§ What the task requires
Return a copy of every line in the data below that contains "JSON".

§ Source material
★ ★ ★ ★ ★

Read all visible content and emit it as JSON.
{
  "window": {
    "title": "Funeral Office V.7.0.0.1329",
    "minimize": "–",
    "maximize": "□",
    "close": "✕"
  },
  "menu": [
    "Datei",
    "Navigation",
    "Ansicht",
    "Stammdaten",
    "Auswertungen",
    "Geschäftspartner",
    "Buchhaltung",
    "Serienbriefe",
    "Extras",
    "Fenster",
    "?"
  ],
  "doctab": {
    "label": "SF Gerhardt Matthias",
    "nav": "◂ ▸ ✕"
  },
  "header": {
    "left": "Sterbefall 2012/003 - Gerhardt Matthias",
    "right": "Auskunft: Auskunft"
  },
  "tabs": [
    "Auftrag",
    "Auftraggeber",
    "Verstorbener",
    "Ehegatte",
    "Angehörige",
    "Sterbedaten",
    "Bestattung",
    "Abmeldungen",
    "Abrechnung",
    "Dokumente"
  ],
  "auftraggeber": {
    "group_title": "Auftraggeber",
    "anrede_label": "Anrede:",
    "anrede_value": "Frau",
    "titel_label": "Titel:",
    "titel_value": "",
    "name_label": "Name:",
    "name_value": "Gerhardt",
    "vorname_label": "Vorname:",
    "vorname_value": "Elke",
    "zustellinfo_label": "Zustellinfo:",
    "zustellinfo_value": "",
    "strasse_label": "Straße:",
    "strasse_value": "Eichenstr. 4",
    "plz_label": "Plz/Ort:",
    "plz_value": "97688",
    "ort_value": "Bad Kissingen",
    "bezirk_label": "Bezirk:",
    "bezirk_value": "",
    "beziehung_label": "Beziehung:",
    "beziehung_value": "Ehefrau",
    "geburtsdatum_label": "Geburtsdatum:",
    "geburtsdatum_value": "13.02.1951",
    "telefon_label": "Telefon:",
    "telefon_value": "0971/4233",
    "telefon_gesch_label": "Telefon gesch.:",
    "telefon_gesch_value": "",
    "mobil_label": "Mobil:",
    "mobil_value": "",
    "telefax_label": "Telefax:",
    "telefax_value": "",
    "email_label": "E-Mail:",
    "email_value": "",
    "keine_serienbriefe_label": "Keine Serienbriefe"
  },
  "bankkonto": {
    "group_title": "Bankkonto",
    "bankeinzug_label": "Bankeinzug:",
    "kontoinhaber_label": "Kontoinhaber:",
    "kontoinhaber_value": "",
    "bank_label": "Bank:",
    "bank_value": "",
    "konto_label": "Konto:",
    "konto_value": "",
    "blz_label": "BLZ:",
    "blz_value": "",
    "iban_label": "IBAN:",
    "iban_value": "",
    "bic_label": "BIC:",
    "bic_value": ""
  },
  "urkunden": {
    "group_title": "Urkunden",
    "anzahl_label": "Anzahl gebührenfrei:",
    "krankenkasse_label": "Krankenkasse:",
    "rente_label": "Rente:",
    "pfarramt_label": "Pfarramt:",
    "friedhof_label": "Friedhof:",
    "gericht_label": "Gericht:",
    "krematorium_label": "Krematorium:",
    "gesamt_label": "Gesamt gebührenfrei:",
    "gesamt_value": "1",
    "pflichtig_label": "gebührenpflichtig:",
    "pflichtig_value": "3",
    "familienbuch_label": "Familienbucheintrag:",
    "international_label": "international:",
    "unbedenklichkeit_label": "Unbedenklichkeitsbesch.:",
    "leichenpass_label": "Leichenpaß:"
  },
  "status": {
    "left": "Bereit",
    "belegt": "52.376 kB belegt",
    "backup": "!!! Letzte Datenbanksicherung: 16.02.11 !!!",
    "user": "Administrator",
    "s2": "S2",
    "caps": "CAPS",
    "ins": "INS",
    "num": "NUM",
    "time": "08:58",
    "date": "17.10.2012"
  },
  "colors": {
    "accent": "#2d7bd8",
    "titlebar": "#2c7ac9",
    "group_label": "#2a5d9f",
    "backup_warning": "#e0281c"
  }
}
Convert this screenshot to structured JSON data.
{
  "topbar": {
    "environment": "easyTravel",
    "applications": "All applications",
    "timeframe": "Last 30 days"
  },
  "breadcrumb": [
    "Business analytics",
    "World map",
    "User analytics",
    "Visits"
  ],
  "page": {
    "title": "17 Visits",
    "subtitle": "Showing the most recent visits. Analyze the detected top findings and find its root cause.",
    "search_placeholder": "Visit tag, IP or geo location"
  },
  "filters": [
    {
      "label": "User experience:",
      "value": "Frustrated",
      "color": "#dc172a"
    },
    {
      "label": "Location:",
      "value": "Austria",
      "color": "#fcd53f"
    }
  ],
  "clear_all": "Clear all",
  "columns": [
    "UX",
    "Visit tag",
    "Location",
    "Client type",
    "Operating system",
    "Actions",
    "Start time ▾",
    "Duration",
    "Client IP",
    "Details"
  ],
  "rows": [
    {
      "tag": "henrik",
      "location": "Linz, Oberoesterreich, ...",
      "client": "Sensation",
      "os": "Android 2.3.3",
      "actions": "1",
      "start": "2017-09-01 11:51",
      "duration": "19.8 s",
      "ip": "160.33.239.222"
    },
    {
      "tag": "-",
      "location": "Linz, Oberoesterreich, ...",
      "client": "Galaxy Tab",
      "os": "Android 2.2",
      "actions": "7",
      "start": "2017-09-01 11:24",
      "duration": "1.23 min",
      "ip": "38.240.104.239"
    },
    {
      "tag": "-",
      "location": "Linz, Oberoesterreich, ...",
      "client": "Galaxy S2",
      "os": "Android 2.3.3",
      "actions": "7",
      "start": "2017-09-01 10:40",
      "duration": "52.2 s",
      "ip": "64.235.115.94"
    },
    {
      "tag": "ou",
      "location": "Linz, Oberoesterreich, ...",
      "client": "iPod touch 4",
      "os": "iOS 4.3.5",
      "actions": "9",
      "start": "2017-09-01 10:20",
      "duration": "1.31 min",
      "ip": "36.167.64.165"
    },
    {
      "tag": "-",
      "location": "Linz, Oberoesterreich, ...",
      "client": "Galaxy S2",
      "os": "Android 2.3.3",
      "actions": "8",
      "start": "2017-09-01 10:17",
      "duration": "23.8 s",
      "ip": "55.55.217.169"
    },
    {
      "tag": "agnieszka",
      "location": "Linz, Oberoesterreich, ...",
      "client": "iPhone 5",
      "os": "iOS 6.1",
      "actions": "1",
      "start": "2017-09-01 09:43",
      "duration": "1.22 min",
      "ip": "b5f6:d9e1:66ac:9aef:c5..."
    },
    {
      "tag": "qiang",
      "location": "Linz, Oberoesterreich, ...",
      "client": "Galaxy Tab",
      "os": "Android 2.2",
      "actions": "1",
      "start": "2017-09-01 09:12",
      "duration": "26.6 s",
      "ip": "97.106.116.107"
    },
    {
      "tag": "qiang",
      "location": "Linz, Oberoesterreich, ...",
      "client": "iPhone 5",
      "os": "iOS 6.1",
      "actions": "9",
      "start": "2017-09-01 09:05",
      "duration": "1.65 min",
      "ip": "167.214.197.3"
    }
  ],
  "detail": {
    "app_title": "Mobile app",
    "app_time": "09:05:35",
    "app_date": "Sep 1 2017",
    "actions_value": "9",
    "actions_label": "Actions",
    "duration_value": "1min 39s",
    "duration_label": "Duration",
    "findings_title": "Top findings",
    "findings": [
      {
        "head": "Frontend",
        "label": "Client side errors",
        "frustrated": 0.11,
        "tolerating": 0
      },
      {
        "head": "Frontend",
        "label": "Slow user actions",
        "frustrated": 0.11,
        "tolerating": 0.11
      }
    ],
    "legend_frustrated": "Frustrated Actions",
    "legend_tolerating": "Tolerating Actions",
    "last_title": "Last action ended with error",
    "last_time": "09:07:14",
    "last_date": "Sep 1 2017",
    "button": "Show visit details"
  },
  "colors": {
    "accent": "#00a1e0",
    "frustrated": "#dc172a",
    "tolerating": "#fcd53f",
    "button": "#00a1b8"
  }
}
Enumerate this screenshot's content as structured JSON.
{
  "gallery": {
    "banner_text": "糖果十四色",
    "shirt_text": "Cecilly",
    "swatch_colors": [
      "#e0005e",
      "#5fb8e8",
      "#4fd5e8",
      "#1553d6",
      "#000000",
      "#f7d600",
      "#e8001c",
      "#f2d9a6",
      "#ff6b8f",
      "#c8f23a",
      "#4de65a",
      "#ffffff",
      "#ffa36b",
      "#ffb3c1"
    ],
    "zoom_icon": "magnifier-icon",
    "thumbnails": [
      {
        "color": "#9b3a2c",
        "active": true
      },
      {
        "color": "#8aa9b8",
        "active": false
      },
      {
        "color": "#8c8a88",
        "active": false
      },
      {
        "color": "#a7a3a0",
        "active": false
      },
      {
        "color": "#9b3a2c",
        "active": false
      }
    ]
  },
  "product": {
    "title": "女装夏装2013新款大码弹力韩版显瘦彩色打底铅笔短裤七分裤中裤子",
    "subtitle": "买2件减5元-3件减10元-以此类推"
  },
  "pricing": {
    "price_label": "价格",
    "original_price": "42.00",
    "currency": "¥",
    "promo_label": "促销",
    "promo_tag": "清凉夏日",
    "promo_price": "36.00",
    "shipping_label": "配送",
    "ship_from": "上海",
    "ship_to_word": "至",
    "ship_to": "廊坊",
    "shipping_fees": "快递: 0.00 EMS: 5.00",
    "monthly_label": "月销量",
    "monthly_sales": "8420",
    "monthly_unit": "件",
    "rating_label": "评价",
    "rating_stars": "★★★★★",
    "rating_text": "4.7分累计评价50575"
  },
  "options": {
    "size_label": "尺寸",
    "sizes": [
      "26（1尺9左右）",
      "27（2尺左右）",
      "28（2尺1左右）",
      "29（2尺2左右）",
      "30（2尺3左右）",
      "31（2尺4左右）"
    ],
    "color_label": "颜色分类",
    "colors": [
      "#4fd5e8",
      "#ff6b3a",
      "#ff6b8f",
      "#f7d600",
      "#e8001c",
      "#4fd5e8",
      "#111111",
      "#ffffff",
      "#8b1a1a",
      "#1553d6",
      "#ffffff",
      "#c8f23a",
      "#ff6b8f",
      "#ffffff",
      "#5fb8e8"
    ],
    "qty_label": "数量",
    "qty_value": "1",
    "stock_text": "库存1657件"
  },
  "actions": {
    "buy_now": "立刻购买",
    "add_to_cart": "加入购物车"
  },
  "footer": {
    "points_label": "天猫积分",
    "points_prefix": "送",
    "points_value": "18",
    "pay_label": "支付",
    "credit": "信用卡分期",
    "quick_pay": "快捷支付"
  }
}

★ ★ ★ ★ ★

§ Response
Read all visible content and emit it as JSON.
Convert this screenshot to structured JSON data.
Enumerate this screenshot's content as structured JSON.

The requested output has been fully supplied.